### TASK INSTRUCTIONS
Across all entries below, how many lines include "خریدار"? Only the number, please.

═════ PROVIDED RECORDS

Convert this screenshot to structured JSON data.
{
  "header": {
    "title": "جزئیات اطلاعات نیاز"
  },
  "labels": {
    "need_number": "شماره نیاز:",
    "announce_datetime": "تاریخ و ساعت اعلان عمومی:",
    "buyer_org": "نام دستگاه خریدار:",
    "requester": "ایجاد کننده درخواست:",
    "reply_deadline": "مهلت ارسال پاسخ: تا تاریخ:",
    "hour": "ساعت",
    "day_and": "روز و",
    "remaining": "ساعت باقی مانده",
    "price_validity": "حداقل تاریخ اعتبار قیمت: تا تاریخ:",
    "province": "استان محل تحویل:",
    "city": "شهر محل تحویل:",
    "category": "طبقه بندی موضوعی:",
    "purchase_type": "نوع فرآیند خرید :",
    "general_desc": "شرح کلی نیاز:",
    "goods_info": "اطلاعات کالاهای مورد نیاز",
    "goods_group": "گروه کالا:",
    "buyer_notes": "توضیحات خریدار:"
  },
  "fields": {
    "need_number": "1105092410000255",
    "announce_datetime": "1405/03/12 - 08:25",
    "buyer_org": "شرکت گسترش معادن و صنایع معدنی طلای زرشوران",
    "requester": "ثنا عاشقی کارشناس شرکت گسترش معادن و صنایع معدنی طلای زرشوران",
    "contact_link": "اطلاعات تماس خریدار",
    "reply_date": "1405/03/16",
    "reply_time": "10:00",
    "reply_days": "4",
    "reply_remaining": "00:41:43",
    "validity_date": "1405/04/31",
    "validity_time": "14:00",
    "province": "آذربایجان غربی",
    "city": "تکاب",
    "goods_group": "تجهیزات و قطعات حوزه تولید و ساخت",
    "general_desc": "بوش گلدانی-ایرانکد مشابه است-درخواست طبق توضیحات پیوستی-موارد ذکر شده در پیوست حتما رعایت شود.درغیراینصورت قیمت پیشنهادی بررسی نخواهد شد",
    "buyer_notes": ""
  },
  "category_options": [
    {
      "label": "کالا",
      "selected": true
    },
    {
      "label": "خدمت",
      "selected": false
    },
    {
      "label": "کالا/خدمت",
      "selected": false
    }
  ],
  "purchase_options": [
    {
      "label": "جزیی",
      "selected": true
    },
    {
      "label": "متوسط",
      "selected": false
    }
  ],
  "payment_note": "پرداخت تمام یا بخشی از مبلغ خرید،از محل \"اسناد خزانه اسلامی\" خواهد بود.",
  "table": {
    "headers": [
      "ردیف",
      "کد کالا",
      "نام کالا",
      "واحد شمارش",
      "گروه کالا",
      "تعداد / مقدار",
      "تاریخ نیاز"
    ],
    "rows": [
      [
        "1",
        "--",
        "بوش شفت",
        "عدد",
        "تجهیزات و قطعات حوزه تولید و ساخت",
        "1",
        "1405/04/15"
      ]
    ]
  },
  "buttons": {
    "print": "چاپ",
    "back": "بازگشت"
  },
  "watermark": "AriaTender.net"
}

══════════

### SOLUTION FOR THIS PROBLEM
3